What Happens to My Pets in My Divorce Case in Texas?

If you are going through a divorce – contested or uncontested – you might have already settled matters relating to your shared estate and assets, such as your home, your business, your savings, etc. You could have also come to custody agreements regarding the children you share together. But what happens to Puffball and Fido? No one really talks about family pets in terms of divorce, despite them being welcome members of your family.

Actually, not so fast. In Texas State, animals are not considered family members, no matter how friendly they are and regardless of their breed or species. Instead, they are seen as property in a divorce.
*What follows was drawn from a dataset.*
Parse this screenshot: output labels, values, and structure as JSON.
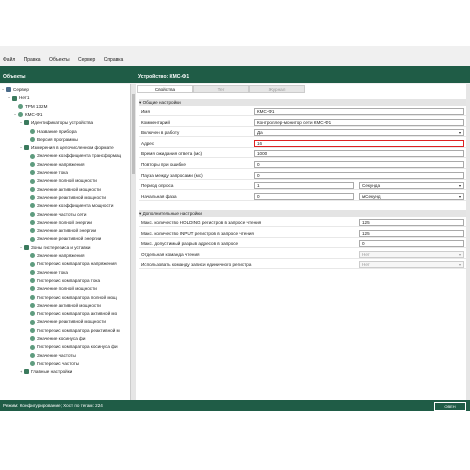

As with all other forms of property, your animals will be given a price tag and evaluated against everything else you or your spouse is winning through the divorce; this is especially true if you have a pedigree animal, such as a purebred canine or race horse.
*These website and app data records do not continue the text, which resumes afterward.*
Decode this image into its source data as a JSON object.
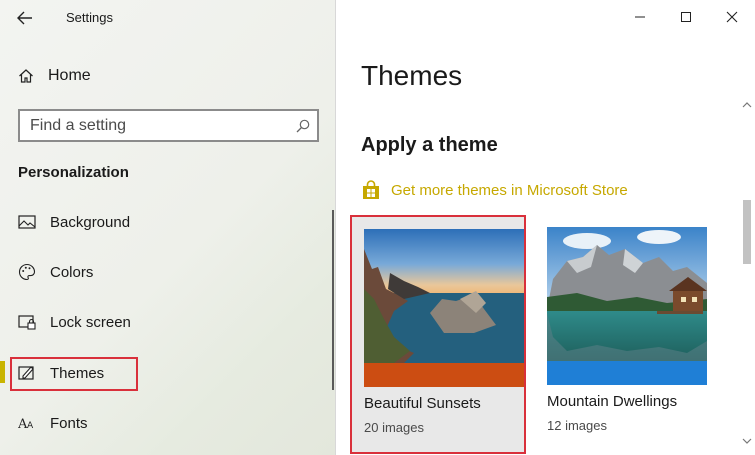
{
  "app": {
    "title": "Settings",
    "window_controls": [
      "minimize",
      "maximize",
      "close"
    ]
  },
  "sidebar": {
    "home_label": "Home",
    "search_placeholder": "Find a setting",
    "section_title": "Personalization",
    "items": [
      {
        "label": "Background",
        "icon": "picture-icon"
      },
      {
        "label": "Colors",
        "icon": "palette-icon"
      },
      {
        "label": "Lock screen",
        "icon": "lock-screen-icon"
      },
      {
        "label": "Themes",
        "icon": "themes-icon",
        "selected": true
      },
      {
        "label": "Fonts",
        "icon": "fonts-icon"
      }
    ]
  },
  "main": {
    "page_title": "Themes",
    "sub_title": "Apply a theme",
    "store_link": "Get more themes in Microsoft Store",
    "themes": [
      {
        "name": "Beautiful Sunsets",
        "count": "20 images",
        "accent": "#cc4d12",
        "selected": true
      },
      {
        "name": "Mountain Dwellings",
        "count": "12 images",
        "accent": "#1f7fd6",
        "selected": false
      }
    ]
  },
  "colors": {
    "highlight_border": "#d9303b",
    "nav_indicator": "#c9b400",
    "store_link": "#c6a800"
  }
}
One of the only ways you can be certain that you will keep your pet after your divorce is if you can prove it is your separate property, or something you acquired before the marriage. See if you can dig up adoption or purchase records that might be able to help you hold onto your loyal companion.

Can I Visit My Pets If My Spouse Wins Them in the Divorce?

Judges will not be able to assign any form of visitation rights regarding your pets in a divorce as they are not technically in anyone’s custody. They court will also be unable to mandate that your ex-spouse pay any sort of support to help care for the animal, even if it is common knowledge that its upkeep can be quite expensive. As a last resort, if no agreement can be made, your pet can actually be sold in order for you and your spouse to split the profits.

If all of this seems a little heartbreaking, there is hope for you and Fido to stick together. With the help of our Fort Worth divorce attorney from Favila Terry Law, PLLC, we may be able to argue that you deserve ownership of the animal. Even though pets are technically not family members, judges are free to make their decisions as if they were, meaning they should order what will ultimately be best for the animal. For example, you could present veterinarian records that show that you have cared for the pet for the majority of its life.

No matter the complexities of your divorce case, we can help you build a case that honors your and your pets’ best interests. At our law firm, we understand that pets can feel as close as family. Call 817.757.4188 today to request your consultation with our compassionate legal team.

Categories: Family Law, Divorce